  • How service providers broaden their Family Relationship Education and Skills Training (FREST) services if their current service model is for pre-marriage.
  • Supportive of the recommendations of the Productivity Commission’s report on the NFP sector.
  • Differences perceived between FaHCSIA and AGD policy decisions.  AGD policy supports fee income to partly alleviate the impact of its funding reduction whilst FaHCSIA is seeking an increased focus on disadvantage.  Sector considers that this focus will impact on the capacity of services to collect fees and that these two approaches are inconsistent.
  • AGD funding cuts could impact on FSP Reform through additional stress to other services.

Further reform

  • The sector is keen to have more detail on the Department’s timeline for change over the next 3-5 years.

Service Delivery

Fees

  • Impact of increasing fees to cover operational costs on families. 
  • Disadvantaged clients: ability to pay
  • Fees across Family Relationship Service streams differ: whether there will be changes to these fees.

Services

  • Specialist services tend to be offered by larger and more centrally located providers with little capacity for outreach.  Where is the parity for those living outside the reach of these providers?
  • Need for universal services to continue and be supported.
  • How will the condensing of Children and Parenting programs into the one service type, ‘Communities for Children Services’, impact on the type of programs that can be delivered?
  • Does the new FSP Communities for Children Services model mean a change to existing working relationships / facilitating partners. 
  • Will there be more services with the name ‘Communities for Children’/will all services under the new Communities for Children service type use the title ‘Communities for Children’? This may confuse and affect badging / communication material.
  • Case management is identified as a significant gap in the service system that is not resourced.
  • How will Men’s Family Relationships be implemented under Family and Relationship Services, i.e. will men remain the primary focus for their own benefit or will the program be targeted for the benefit of women and children?
  • Free access to interpreter services to ensure adequate services are provided to vulnerable Culturally and Linguistically Diverse (CALD) families.  Service delivery to CALD communities is very resource intensive
  • Currently overwhelmed by numbers of clients in the service system which requires effort in supporting rather than focussing on intended outcomes for families.
  • How will drought funding be managed through this process.

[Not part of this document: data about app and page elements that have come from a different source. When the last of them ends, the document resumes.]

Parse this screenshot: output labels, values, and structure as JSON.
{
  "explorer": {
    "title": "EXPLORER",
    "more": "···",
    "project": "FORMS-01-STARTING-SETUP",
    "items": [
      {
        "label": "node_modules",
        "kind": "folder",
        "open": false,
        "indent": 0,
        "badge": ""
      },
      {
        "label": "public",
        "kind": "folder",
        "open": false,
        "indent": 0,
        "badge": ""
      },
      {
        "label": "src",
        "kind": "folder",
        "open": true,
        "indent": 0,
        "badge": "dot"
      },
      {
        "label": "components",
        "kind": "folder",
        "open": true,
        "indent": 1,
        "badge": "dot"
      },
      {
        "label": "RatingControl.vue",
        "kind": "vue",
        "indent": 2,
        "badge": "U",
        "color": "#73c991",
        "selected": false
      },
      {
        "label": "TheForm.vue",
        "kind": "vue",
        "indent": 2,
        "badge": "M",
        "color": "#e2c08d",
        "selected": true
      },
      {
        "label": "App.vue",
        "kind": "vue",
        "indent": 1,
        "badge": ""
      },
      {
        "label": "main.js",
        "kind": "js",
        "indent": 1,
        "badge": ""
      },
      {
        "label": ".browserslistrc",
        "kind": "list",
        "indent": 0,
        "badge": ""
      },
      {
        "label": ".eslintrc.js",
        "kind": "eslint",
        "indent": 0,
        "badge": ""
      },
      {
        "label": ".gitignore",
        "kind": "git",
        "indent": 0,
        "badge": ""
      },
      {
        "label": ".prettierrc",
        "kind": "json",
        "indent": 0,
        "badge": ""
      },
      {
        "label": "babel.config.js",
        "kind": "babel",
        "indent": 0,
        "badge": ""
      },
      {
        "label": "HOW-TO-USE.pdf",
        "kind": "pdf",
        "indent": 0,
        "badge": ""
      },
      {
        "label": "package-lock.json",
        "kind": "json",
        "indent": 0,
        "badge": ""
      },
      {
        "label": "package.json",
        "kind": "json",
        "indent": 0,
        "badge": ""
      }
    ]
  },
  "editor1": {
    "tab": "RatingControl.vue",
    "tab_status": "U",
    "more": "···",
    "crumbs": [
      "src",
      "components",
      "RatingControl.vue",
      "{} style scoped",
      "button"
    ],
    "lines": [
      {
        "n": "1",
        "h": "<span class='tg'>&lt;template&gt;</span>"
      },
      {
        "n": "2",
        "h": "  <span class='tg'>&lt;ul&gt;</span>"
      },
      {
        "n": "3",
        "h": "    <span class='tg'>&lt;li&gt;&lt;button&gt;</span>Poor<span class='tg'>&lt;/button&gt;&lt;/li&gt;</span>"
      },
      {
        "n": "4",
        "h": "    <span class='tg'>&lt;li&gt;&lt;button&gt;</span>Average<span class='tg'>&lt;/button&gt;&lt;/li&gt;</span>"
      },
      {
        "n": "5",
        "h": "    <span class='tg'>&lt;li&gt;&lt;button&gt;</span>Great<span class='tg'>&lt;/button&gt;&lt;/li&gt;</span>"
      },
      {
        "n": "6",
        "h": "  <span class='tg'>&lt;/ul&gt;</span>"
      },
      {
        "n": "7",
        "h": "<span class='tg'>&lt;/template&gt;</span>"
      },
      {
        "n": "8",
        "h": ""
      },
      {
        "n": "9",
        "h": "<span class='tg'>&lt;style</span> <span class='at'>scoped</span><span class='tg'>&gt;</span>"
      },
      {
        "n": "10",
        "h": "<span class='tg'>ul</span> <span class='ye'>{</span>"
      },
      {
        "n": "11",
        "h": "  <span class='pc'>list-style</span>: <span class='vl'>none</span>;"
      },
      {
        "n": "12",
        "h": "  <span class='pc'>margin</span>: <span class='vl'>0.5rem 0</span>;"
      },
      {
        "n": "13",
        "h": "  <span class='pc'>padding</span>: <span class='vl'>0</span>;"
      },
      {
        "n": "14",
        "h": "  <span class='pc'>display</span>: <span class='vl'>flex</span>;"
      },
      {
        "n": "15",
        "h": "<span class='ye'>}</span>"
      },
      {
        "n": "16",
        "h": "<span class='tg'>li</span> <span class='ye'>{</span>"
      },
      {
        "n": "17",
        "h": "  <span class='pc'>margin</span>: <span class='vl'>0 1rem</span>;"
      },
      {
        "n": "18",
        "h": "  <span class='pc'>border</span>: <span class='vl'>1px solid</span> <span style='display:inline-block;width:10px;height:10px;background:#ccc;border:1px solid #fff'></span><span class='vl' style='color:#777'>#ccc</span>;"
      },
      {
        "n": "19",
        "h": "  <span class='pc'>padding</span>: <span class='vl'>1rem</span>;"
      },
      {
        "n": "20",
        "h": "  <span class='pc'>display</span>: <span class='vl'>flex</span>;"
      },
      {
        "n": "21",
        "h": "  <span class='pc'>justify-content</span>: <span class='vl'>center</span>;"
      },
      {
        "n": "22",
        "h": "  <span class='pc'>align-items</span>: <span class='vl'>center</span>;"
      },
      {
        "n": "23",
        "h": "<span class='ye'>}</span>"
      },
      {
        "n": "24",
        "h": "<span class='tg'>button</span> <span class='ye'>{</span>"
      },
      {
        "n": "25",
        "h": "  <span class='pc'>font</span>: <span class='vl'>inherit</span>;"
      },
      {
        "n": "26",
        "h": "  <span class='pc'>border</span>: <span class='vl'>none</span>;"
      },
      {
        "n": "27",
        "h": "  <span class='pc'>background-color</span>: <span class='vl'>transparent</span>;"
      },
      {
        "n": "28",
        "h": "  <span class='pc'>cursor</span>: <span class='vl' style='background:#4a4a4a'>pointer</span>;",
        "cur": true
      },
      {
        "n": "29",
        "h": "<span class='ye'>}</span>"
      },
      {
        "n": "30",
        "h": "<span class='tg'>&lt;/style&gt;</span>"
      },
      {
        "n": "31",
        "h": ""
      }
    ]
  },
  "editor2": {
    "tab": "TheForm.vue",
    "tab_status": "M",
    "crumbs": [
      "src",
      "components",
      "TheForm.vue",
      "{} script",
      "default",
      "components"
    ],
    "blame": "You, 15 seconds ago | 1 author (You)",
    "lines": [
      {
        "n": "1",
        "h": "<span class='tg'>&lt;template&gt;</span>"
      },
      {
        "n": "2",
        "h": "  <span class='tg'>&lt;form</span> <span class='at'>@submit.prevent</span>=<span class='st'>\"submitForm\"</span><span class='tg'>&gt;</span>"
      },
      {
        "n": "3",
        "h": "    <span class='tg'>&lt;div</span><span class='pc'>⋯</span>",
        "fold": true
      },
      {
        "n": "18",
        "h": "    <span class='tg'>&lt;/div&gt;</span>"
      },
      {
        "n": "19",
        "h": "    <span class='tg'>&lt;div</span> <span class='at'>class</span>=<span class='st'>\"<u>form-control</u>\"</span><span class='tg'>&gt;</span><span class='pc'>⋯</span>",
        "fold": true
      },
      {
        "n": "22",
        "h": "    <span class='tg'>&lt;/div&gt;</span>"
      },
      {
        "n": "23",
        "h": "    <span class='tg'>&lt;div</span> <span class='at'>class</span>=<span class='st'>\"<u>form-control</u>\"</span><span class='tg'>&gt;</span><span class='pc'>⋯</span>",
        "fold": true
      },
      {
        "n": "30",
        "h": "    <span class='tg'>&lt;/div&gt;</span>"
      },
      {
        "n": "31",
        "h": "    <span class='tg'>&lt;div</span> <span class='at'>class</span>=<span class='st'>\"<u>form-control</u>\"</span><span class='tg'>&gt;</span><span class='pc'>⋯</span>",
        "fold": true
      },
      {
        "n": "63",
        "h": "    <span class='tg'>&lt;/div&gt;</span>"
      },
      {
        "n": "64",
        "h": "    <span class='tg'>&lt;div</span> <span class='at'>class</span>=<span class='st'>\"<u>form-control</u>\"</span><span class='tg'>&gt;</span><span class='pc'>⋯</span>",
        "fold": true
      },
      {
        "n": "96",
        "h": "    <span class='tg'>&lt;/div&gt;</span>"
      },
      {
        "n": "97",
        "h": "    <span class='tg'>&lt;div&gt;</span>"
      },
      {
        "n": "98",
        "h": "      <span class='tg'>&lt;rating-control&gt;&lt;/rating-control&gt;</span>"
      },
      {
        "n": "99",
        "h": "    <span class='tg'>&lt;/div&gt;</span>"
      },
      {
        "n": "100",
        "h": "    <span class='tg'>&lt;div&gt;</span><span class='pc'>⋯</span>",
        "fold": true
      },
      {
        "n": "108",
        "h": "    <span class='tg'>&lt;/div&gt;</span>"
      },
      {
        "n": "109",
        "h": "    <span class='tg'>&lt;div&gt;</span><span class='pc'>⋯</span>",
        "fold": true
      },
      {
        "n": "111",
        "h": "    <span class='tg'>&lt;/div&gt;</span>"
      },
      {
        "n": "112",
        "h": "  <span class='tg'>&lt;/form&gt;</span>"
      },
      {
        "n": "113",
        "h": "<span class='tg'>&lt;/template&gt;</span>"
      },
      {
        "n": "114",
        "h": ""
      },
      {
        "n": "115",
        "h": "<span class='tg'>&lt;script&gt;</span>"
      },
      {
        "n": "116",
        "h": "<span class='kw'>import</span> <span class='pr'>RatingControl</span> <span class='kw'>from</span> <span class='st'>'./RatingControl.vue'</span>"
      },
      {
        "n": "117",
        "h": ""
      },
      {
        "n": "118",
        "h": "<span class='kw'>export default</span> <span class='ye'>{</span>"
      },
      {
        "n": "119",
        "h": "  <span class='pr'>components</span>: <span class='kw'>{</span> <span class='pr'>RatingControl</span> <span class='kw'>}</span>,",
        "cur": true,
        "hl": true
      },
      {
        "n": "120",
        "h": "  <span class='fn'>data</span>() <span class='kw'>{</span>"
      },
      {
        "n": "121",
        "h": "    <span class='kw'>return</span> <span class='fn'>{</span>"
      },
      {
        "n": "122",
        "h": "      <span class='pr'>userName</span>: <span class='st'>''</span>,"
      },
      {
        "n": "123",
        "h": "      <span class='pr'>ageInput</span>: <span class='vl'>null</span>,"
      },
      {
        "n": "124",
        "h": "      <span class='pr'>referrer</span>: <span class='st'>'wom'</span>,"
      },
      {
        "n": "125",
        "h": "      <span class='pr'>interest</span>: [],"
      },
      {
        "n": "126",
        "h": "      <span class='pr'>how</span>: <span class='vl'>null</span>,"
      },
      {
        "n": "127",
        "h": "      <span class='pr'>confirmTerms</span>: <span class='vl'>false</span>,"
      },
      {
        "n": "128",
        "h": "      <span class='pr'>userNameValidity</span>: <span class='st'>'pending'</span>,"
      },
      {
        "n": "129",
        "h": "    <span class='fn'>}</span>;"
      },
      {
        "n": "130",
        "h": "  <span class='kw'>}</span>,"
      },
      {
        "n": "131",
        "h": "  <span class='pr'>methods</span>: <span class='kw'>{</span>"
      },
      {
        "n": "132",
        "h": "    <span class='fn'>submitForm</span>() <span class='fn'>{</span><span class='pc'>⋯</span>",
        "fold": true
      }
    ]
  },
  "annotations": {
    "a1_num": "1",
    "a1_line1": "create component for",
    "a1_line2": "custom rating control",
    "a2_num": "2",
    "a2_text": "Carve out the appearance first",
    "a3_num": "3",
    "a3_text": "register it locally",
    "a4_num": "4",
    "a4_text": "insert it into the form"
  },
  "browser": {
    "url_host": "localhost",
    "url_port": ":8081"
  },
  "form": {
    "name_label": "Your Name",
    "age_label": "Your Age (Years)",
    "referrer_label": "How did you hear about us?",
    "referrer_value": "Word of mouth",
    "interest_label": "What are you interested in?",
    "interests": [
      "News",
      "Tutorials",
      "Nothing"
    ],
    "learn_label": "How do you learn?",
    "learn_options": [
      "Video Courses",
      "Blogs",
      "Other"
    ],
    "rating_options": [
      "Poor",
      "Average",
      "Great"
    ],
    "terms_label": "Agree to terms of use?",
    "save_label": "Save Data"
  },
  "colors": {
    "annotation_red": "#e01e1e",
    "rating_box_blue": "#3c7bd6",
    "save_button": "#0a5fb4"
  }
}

Catchments (service footprints)

  • Service delivery can mean long distances to travel.
  • Will Family Relationship Services catchments be suitable for FSP.  Consider local variations under FSP.  Geography, e.g., natural communities and transport restrictions.
  • Geographical disadvantaged has a high impact on the ability to consistently deliver to these areas and for these communities to access services.
  • Difficulty delivering services in areas with a high level of transient families.
  • Desire to see FaHCSIA’s data on identified areas of disadvantage and discuss issues including Commonwealth and local understanding of disadvantage.
  • Needs of client groups transcend geographic boundaries so flexibility should be built-in to support services to move across borders if required.
  • The cost of covering large catchment areas is high and there are insufficient resources to do this effectively.
  • Support for flexibility around the catchment area and model to meet local needs.  Whether there is flexibility with and between streams.
  • Whether any areas have been flagged for additional services.

Representation and stakeholder engagement

  • Messages need to be delivered to all providers (announcement focussed on FRSA providers).
  • Ensure a ‘voice’ for the sector does not disappear.
  • Sector has a wealth of experience / knowledge that will be acknowledged and used in partnership with FaHCSIA in developing FSP.

 

Content Updated: 28 March 2012